The research undertaken as part of these contracts is the main source of data and knowledge helping us to better understand the deep seabed environment and ecosystems. It is also through this research, that we will be able to identify the best measures required to protect the marine environment.
Over the last 25 years, ISA has developed a highly comprehensive set of rules, regulations and procedures dealing with prospecting and exploration for mineral resources in the international deep seabed area. Building on this, and as seabed activities progress, a major effort is currently underway to develop exploitation regulations, known as the Mining code, which includes a broad stakeholder consultation process.
I can think of no other activity in the ocean where we have had the luxury to put the rules into place before the activity has occurred, and I encourage everyone to participate fully in this process.
Once in place, these regulations will require any mining companies planning to undertake activities in the international seabed area, to abide by stringent criteria, and account for continuing compliance through oversight by independent entities.
The development of the regime under which mining of the deep seabed could take place occurs in a transparent, public-forum of consensus-building by the international community under international law.

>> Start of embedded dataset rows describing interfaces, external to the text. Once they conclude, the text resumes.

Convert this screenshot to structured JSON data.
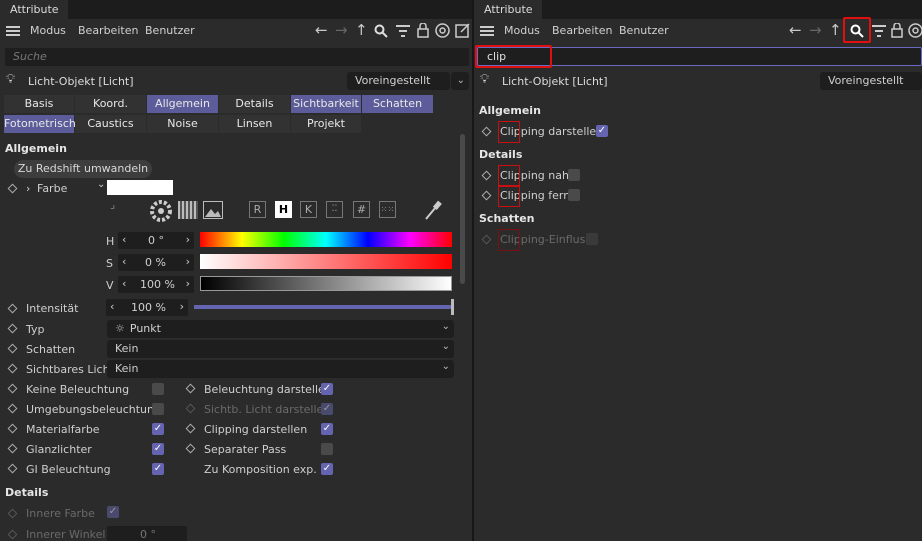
{
  "left": {
    "tab": "Attribute",
    "menu": [
      "Modus",
      "Bearbeiten",
      "Benutzer"
    ],
    "search_placeholder": "Suche",
    "object_title": "Licht-Objekt [Licht]",
    "preset": "Voreingestellt",
    "tabs_row1": [
      "Basis",
      "Koord.",
      "Allgemein",
      "Details",
      "Sichtbarkeit",
      "Schatten"
    ],
    "tabs_row2": [
      "Fotometrisch",
      "Caustics",
      "Noise",
      "Linsen",
      "Projekt"
    ],
    "section_allgemein": "Allgemein",
    "redshift_button": "Zu Redshift umwandeln",
    "farbe_label": "Farbe",
    "color_modes": [
      "R",
      "H",
      "K"
    ],
    "hsv": {
      "h_label": "H",
      "h_value": "0 °",
      "s_label": "S",
      "s_value": "0 %",
      "v_label": "V",
      "v_value": "100 %"
    },
    "intensitaet_label": "Intensität",
    "intensitaet_value": "100 %",
    "intensitaet_level": 1.0,
    "typ_label": "Typ",
    "typ_value": "Punkt",
    "schatten_label": "Schatten",
    "schatten_value": "Kein",
    "sichtbares_label": "Sichtbares Licht",
    "sichtbares_value": "Kein",
    "checks_left": [
      {
        "label": "Keine Beleuchtung",
        "checked": false
      },
      {
        "label": "Umgebungsbeleuchtung",
        "checked": false
      },
      {
        "label": "Materialfarbe",
        "checked": true
      },
      {
        "label": "Glanzlichter",
        "checked": true
      },
      {
        "label": "GI Beleuchtung",
        "checked": true
      }
    ],
    "checks_right": [
      {
        "label": "Beleuchtung darstellen",
        "checked": true,
        "dim": false
      },
      {
        "label": "Sichtb. Licht darstellen",
        "checked": true,
        "dim": true
      },
      {
        "label": "Clipping darstellen",
        "checked": true,
        "dim": false
      },
      {
        "label": "Separater Pass",
        "checked": false,
        "dim": false
      },
      {
        "label": "Zu Komposition exp.",
        "checked": true,
        "dim": false
      }
    ],
    "section_details": "Details",
    "innere_farbe": "Innere Farbe",
    "innerer_winkel": "Innerer Winkel",
    "innerer_winkel_value": "0 °"
  },
  "right": {
    "tab": "Attribute",
    "menu": [
      "Modus",
      "Bearbeiten",
      "Benutzer"
    ],
    "search_value": "clip",
    "object_title": "Licht-Objekt [Licht]",
    "preset": "Voreingestellt",
    "section_allgemein": "Allgemein",
    "clipping_darstellen": "Clipping darstellen",
    "section_details": "Details",
    "clipping_nah": "Clipping nah",
    "clipping_fern": "Clipping fern",
    "section_schatten": "Schatten",
    "clipping_einfluss": "Clipping-Einfluss"
  },
  "colors": {
    "accent": "#5c5c9a",
    "highlight": "#e01010"
  }
}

It is done so within a framework of reference of environmental protection, sustainability, impact assessment and oversight. Most importantly, it is anchored in the driving principle that the proceeds of any mining of the deep seabed will be transparent, and for the benefit of mankind as a whole. This presents a unique opportunity for us to work together to ensure a sustainable future for all.